, expressed in %
These levels apply both to borrower and bailsman sub-accounts, and work both for money market and the DEX. When trading on the DEX, active user orders in the order book also affect margin requirements as explained in detail here.
If current margin < initial margin, users may not borrow more
If current margin falls below maintenance margin, a user has 24 hours to top up their accounts' current margin to initial margin level or higher. Otherwise user will default and his portfolio will be liquidated.
If current margin falls below critical margin level, system liquidates user's portfolio and distributes his assets and debts to the bailsman pool. There is an implicit penalty of 5% for liquidation.
One of the most important features that distinguishes Genshiro from traditional money markets and classical stablecoin protocols like Parallel and Acala, is the fact that instead of using single collateral positions, Genshiro allows users to work with portfolios. There are obvious benefits to such approach:
- A well diversified portfolio of assets may reduce risks associated with user's portfolio and lead to reduction in interest fees.
- Diversification in turn allows to significantly reduce margin requirements and allow for competitive leverage which is much higher than theoretical limit of 2x (given 150% collateralization requirements) or less with such protocols as Acala or Paraller.
- Flexibility and the absence of the need to keep multiple "collateralized debt positions" in different assets.

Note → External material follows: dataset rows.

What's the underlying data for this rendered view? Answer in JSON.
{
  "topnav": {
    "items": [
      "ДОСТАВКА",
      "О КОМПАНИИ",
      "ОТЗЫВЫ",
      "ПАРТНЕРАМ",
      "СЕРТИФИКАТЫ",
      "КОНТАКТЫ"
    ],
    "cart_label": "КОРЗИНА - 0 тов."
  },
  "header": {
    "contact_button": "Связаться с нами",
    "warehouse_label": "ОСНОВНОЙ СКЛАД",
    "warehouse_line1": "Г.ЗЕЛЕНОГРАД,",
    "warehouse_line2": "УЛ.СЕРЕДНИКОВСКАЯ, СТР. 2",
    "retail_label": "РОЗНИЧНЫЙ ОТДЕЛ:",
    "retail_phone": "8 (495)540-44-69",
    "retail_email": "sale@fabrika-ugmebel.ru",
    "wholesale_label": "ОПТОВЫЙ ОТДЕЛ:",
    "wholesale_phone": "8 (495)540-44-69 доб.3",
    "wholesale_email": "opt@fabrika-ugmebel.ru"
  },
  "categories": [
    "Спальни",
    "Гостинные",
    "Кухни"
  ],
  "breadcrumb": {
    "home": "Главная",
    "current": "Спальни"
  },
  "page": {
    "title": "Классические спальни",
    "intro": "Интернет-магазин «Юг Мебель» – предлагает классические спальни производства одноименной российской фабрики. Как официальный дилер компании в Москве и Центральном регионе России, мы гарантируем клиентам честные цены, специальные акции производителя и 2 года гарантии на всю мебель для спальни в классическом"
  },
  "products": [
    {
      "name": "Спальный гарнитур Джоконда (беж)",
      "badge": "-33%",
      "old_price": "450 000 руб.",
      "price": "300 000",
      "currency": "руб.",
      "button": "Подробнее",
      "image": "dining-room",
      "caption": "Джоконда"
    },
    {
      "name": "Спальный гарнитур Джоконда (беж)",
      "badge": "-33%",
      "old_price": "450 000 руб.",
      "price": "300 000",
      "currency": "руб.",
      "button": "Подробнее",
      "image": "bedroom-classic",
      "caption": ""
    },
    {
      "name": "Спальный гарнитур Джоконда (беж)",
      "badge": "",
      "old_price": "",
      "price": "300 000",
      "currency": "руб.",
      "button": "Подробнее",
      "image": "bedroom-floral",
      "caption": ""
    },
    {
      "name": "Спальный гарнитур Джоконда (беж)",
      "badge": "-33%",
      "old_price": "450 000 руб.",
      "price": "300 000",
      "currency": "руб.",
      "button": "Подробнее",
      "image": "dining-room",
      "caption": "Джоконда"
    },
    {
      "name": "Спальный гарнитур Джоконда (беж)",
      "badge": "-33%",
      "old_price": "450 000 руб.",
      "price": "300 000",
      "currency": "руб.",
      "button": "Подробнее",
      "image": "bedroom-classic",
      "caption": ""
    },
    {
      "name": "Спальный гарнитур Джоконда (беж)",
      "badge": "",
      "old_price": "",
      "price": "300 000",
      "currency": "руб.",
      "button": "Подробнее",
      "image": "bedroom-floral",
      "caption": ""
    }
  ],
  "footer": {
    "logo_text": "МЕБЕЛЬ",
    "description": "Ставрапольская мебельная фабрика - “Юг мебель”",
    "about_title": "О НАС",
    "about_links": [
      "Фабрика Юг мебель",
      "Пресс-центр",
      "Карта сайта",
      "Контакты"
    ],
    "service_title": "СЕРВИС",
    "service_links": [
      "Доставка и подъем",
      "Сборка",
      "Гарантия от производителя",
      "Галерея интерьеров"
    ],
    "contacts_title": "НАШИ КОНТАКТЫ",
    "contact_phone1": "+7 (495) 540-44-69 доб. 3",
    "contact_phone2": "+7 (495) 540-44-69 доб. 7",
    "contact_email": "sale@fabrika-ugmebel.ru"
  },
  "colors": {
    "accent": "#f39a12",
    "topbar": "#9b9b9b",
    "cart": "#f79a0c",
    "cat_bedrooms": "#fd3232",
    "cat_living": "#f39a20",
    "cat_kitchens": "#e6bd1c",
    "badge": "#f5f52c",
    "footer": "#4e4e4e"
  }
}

The problem of pricing collateralized loans is a well-known problem in classical finance. Associated research on this was pioneered by Xia and Zhou (2007). Under the Black–Scholes model, they derived a closed-form pricing formula for the infinite-maturity stock loan by solving explicitly the related optimal stopping problem.
Genshiro adapts the approach proposed in the Xia and Zhou's paper and comes up with an elegant solution which turns out to be a Kelly criterion:
The intererst each debt bearer (borrower who borrowed assets, or bailsman who received debts from liquidations) pays is inversely proportional to the collateralization level and directly proportional to the portfolio volatility.
Here's the approximate interest rate breakdown for a borrower portfolio, given its collateralization ratio and the ratio of dollar liquidity in bailsman and collateral pools. Interest is payable in GENS tokens.
Table 1. interest fees based on the 5% portfolio daily volatility assunption
There a special-purpose module within Genshiro called rates pallet which processes interest payments and keeps borrower accounts up to date.
The rates pallet adds the ability to write off the interest rate from borrower account balances using following functions:
- reinit - any user can call it, it is also called upon any client action (transfer, deposit, etc.). This function performs margin checks, intiates margin calls if required, calculates and writes off accrued interest from borrowers.
- reinit_external - anyone can call it, all validators perform (off-chain worker) recalculation of the interest rate according to their set of accounts and call reinit_external if accrued interest has become more than the minimum value (MinSurplus setting), validators do not pay fees when they call this function
Last modified 1yr ago